2.5       Criteria for Success

The criteria for considering the success of this policy will include:

  • fully involving parents/carers and pupils
  • consistency in approach
  • having a clear, effective system for identifying and assessing pupils
  • keeping records accurately
  • completing accurate SEND Support Plan and setting SMART targets
  • creating an ethos which recognises and values individual differences
  • valuing expertise from outside agencies where necessary.

 

  1. SEN, the School and the Wider Community

3.1         INSET

All teaching and support staff are entitled to high quality INSET which is vital to ensure the ongoing, effective development of agreed practice in SEND.  As part of that development, staff are aware of the requirements of the SEND Code of Practice.

INSET also address the concerns of teaching and support staff in providing for pupils with SEN & Disabilities.  Delivery of required INSET will be on a needs basis. It may be delivered internally, through our own expertise, or through external agencies the school is in partnership with.

There will be a particular need for appropriate INSET for the Inclusion Manager who should attend the regular SENCO/ Inclusion Manager Forums held within the LA.

With the new SEND Code of Practice being implemented in September 2014, the whole school will receive training from the Inclusion Manager as to the new expectations.

 

3.2       Outside Agencies (Including Voluntary Agencies)

We strive to further the strong links and good working relationships already established with outside agencies: the Educational Psychology Service, CAMHS, SALT Service, Social Services Departments, Occupational Therapy Service and Hearing Impairment Service amongst others.

 

3.3       Partnership with Parents and Carers

To encourage a positive partnership with those who have legal responsibility for pupils we:

  • acknowledge their expertise in their own child and that their role is crucial in the child’s progress
  • welcome and incorporate their views when assessing children’s needs
  • attempt to notify them as early as possible when there is any concern
  • encourage their participation in provision when appropriate
  • facilitate access to information for those parents/carers who have particular needs themselves.
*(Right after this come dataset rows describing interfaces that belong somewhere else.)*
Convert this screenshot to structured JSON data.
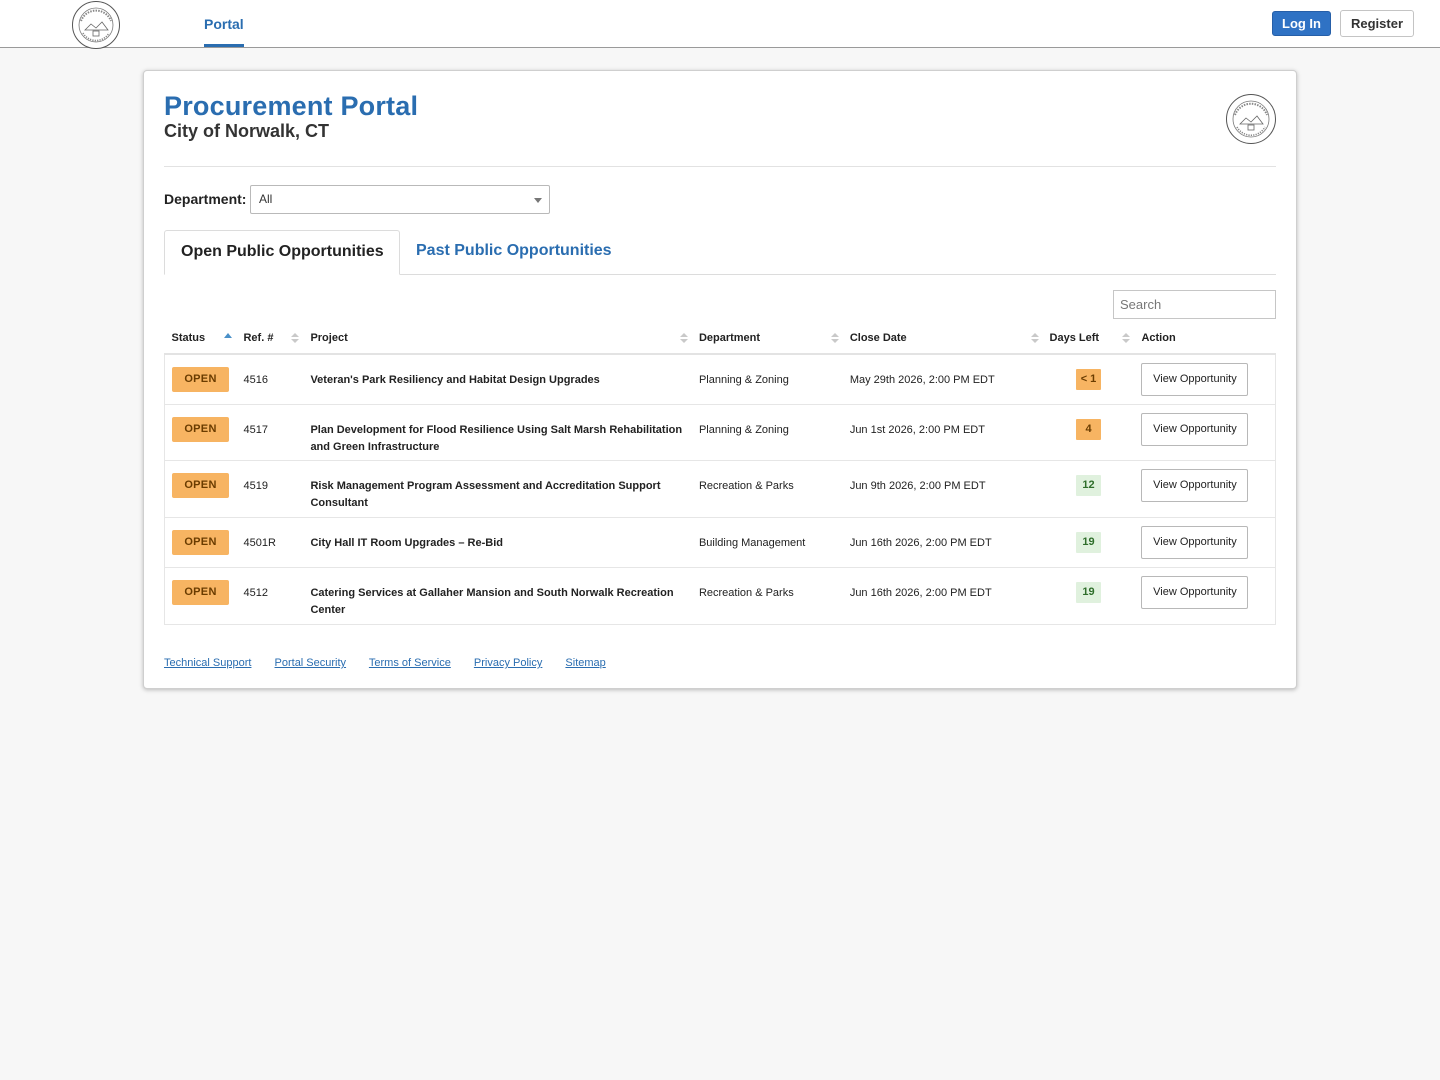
{
  "nav": {
    "portal_label": "Portal",
    "login_label": "Log In",
    "register_label": "Register"
  },
  "header": {
    "title": "Procurement Portal",
    "subtitle": "City of Norwalk, CT"
  },
  "filter": {
    "department_label": "Department:",
    "department_value": "All"
  },
  "tabs": {
    "open_label": "Open Public Opportunities",
    "past_label": "Past Public Opportunities"
  },
  "search": {
    "placeholder": "Search"
  },
  "table": {
    "columns": {
      "status": "Status",
      "ref": "Ref. #",
      "project": "Project",
      "department": "Department",
      "close_date": "Close Date",
      "days_left": "Days Left",
      "action": "Action"
    },
    "rows": [
      {
        "status": "OPEN",
        "ref": "4516",
        "project": "Veteran's Park Resiliency and Habitat Design Upgrades",
        "department": "Planning & Zoning",
        "close_date": "May 29th 2026, 2:00 PM EDT",
        "days_left": "< 1",
        "action": "View Opportunity"
      },
      {
        "status": "OPEN",
        "ref": "4517",
        "project": "Plan Development for Flood Resilience Using Salt Marsh Rehabilitation and Green Infrastructure",
        "department": "Planning & Zoning",
        "close_date": "Jun 1st 2026, 2:00 PM EDT",
        "days_left": "4",
        "action": "View Opportunity"
      },
      {
        "status": "OPEN",
        "ref": "4519",
        "project": "Risk Management Program Assessment and Accreditation Support Consultant",
        "department": "Recreation & Parks",
        "close_date": "Jun 9th 2026, 2:00 PM EDT",
        "days_left": "12",
        "action": "View Opportunity"
      },
      {
        "status": "OPEN",
        "ref": "4501R",
        "project": "City Hall IT Room Upgrades – Re-Bid",
        "department": "Building Management",
        "close_date": "Jun 16th 2026, 2:00 PM EDT",
        "days_left": "19",
        "action": "View Opportunity"
      },
      {
        "status": "OPEN",
        "ref": "4512",
        "project": "Catering Services at Gallaher Mansion and South Norwalk Recreation Center",
        "department": "Recreation & Parks",
        "close_date": "Jun 16th 2026, 2:00 PM EDT",
        "days_left": "19",
        "action": "View Opportunity"
      }
    ]
  },
  "footer": {
    "links": [
      "Technical Support",
      "Portal Security",
      "Terms of Service",
      "Privacy Policy",
      "Sitemap"
    ]
  },
  "icons": {
    "nav_seal": "city-seal-icon",
    "card_seal": "city-seal-icon",
    "sort": "sort-arrows-icon",
    "dropdown": "chevron-down-icon"
  },
  "colors": {
    "brand_blue": "#2a6db0",
    "login_button": "#2f72c4",
    "status_open": "#f7b462",
    "days_ok": "#e0f1de",
    "days_ok_text": "#2f6e2b"
  }
}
Due to the new Code of Practice it is imperative that parents/carers are fully involved in the process from putting a child on the SEND register to that child obtaining an EHCP. Meetings will be set up with the Class Teacher, TA, Inclusion Manager and any other agency to fully inform the parent/carer of the stages and progress. When a child is able to, they should also be involved at the outset by obtaining their views. However, this will be judged by each case.

 

3.4         Pupil Involvement

We recognise the importance of acknowledging the pupil’s views and these will be sought when considering provision for their needs. The school has implemented documentations where the child’s view is taken into consideration prior to any meetings. Time reviewing the child’s view are conducted at the beginning of meetings to ensure that the child’s input is presented.

 

3.5      Governors

The governing body has important statutory duties towards pupils with SEN & Disabilities. They should;

  • Read and agree school policy on SEN and Disability
  • Ensure appropriate staff and funding arrangements meet the needs of all pupils including those with SEN and Disabilities.
  • Ensure the Code of practice is fulfilled when carrying out duties towards any pupils.
  • Appoint a member of the governing body to be responsible for SEN and Disability, meeting with the Inclusion Manager and Head teacher to monitor provision.

 

This policy will be reviewed and updated on a regular basis, in the light of current practice.

 

 

Most recently updated: September 2016